Dataset rows describing interfaces:
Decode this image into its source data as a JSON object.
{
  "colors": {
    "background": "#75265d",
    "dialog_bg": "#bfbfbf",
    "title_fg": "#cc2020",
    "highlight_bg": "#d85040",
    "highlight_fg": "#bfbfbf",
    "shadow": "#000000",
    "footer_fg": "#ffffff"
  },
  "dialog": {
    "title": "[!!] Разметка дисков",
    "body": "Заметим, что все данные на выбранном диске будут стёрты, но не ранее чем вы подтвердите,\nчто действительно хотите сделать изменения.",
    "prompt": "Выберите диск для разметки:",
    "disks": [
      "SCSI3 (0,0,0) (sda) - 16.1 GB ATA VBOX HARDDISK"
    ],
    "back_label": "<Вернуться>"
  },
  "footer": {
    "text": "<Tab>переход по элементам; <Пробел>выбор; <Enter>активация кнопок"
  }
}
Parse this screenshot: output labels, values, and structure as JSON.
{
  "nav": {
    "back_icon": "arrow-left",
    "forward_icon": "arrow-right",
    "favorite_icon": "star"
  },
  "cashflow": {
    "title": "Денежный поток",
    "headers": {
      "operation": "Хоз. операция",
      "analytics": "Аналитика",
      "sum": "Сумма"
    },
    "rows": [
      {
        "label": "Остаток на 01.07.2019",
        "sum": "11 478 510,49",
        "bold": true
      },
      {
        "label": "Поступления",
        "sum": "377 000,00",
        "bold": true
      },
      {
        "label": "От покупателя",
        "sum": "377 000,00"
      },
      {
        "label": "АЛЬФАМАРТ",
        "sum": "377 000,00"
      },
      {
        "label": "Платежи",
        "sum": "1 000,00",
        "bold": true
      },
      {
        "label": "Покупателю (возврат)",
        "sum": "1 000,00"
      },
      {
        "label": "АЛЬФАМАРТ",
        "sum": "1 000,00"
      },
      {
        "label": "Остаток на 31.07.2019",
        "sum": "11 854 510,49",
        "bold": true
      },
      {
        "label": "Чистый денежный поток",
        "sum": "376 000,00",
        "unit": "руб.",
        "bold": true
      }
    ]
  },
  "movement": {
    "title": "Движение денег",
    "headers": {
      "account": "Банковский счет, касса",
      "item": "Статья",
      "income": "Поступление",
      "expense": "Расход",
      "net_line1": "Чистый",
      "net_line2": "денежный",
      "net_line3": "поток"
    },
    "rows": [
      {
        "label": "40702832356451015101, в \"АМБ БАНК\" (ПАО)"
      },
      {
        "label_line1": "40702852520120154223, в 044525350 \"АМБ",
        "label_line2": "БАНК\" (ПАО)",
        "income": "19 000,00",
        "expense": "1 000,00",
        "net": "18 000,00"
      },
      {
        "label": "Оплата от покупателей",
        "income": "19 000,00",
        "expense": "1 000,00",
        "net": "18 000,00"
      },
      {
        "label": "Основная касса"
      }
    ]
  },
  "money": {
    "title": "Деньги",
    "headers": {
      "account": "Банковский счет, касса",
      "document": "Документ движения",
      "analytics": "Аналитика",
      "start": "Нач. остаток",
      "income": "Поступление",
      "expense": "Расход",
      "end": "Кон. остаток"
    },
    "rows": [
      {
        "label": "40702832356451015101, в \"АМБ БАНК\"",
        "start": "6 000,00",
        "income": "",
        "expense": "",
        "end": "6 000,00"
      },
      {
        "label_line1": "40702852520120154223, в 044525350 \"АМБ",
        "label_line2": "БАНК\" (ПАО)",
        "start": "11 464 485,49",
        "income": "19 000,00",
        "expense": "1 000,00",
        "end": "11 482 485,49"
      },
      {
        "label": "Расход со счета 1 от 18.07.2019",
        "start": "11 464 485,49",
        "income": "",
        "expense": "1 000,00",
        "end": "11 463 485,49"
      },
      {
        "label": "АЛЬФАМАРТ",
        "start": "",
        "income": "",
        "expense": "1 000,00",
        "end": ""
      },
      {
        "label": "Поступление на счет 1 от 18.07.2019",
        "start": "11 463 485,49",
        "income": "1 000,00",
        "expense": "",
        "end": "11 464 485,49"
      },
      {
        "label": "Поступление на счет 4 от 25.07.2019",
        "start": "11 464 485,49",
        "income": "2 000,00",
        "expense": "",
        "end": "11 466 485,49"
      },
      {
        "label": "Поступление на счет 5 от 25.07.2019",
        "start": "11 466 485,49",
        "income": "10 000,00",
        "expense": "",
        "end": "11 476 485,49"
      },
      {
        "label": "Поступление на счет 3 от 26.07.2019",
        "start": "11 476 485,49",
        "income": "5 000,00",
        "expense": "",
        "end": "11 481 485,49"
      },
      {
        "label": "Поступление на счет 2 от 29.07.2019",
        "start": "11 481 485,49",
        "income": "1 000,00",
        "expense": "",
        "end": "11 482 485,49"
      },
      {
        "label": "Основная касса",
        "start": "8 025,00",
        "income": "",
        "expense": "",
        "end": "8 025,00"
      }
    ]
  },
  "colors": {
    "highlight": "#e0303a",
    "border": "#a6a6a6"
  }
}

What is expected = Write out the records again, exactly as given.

Written answer =
Decode this image into its source data as a JSON object.
{
  "colors": {
    "background": "#75265d",
    "dialog_bg": "#bfbfbf",
    "title_fg": "#cc2020",
    "highlight_bg": "#d85040",
    "highlight_fg": "#bfbfbf",
    "shadow": "#000000",
    "footer_fg": "#ffffff"
  },
  "dialog": {
    "title": "[!!] Разметка дисков",
    "body": "Заметим, что все данные на выбранном диске будут стёрты, но не ранее чем вы подтвердите,\nчто действительно хотите сделать изменения.",
    "prompt": "Выберите диск для разметки:",
    "disks": [
      "SCSI3 (0,0,0) (sda) - 16.1 GB ATA VBOX HARDDISK"
    ],
    "back_label": "<Вернуться>"
  },
  "footer": {
    "text": "<Tab>переход по элементам; <Пробел>выбор; <Enter>активация кнопок"
  }
}
Parse this screenshot: output labels, values, and structure as JSON.
{
  "nav": {
    "back_icon": "arrow-left",
    "forward_icon": "arrow-right",
    "favorite_icon": "star"
  },
  "cashflow": {
    "title": "Денежный поток",
    "headers": {
      "operation": "Хоз. операция",
      "analytics": "Аналитика",
      "sum": "Сумма"
    },
    "rows": [
      {
        "label": "Остаток на 01.07.2019",
        "sum": "11 478 510,49",
        "bold": true
      },
      {
        "label": "Поступления",
        "sum": "377 000,00",
        "bold": true
      },
      {
        "label": "От покупателя",
        "sum": "377 000,00"
      },
      {
        "label": "АЛЬФАМАРТ",
        "sum": "377 000,00"
      },
      {
        "label": "Платежи",
        "sum": "1 000,00",
        "bold": true
      },
      {
        "label": "Покупателю (возврат)",
        "sum": "1 000,00"
      },
      {
        "label": "АЛЬФАМАРТ",
        "sum": "1 000,00"
      },
      {
        "label": "Остаток на 31.07.2019",
        "sum": "11 854 510,49",
        "bold": true
      },
      {
        "label": "Чистый денежный поток",
        "sum": "376 000,00",
        "unit": "руб.",
        "bold": true
      }
    ]
  },
  "movement": {
    "title": "Движение денег",
    "headers": {
      "account": "Банковский счет, касса",
      "item": "Статья",
      "income": "Поступление",
      "expense": "Расход",
      "net_line1": "Чистый",
      "net_line2": "денежный",
      "net_line3": "поток"
    },
    "rows": [
      {
        "label": "40702832356451015101, в \"АМБ БАНК\" (ПАО)"
      },
      {
        "label_line1": "40702852520120154223, в 044525350 \"АМБ",
        "label_line2": "БАНК\" (ПАО)",
        "income": "19 000,00",
        "expense": "1 000,00",
        "net": "18 000,00"
      },
      {
        "label": "Оплата от покупателей",
        "income": "19 000,00",
        "expense": "1 000,00",
        "net": "18 000,00"
      },
      {
        "label": "Основная касса"
      }
    ]
  },
  "money": {
    "title": "Деньги",
    "headers": {
      "account": "Банковский счет, касса",
      "document": "Документ движения",
      "analytics": "Аналитика",
      "start": "Нач. остаток",
      "income": "Поступление",
      "expense": "Расход",
      "end": "Кон. остаток"
    },
    "rows": [
      {
        "label": "40702832356451015101, в \"АМБ БАНК\"",
        "start": "6 000,00",
        "income": "",
        "expense": "",
        "end": "6 000,00"
      },
      {
        "label_line1": "40702852520120154223, в 044525350 \"АМБ",
        "label_line2": "БАНК\" (ПАО)",
        "start": "11 464 485,49",
        "income": "19 000,00",
        "expense": "1 000,00",
        "end": "11 482 485,49"
      },
      {
        "label": "Расход со счета 1 от 18.07.2019",
        "start": "11 464 485,49",
        "income": "",
        "expense": "1 000,00",
        "end": "11 463 485,49"
      },
      {
        "label": "АЛЬФАМАРТ",
        "start": "",
        "income": "",
        "expense": "1 000,00",
        "end": ""
      },
      {
        "label": "Поступление на счет 1 от 18.07.2019",
        "start": "11 463 485,49",
        "income": "1 000,00",
        "expense": "",
        "end": "11 464 485,49"
      },
      {
        "label": "Поступление на счет 4 от 25.07.2019",
        "start": "11 464 485,49",
        "income": "2 000,00",
        "expense": "",
        "end": "11 466 485,49"
      },
      {
        "label": "Поступление на счет 5 от 25.07.2019",
        "start": "11 466 485,49",
        "income": "10 000,00",
        "expense": "",
        "end": "11 476 485,49"
      },
      {
        "label": "Поступление на счет 3 от 26.07.2019",
        "start": "11 476 485,49",
        "income": "5 000,00",
        "expense": "",
        "end": "11 481 485,49"
      },
      {
        "label": "Поступление на счет 2 от 29.07.2019",
        "start": "11 481 485,49",
        "income": "1 000,00",
        "expense": "",
        "end": "11 482 485,49"
      },
      {
        "label": "Основная касса",
        "start": "8 025,00",
        "income": "",
        "expense": "",
        "end": "8 025,00"
      }
    ]
  },
  "colors": {
    "highlight": "#e0303a",
    "border": "#a6a6a6"
  }
}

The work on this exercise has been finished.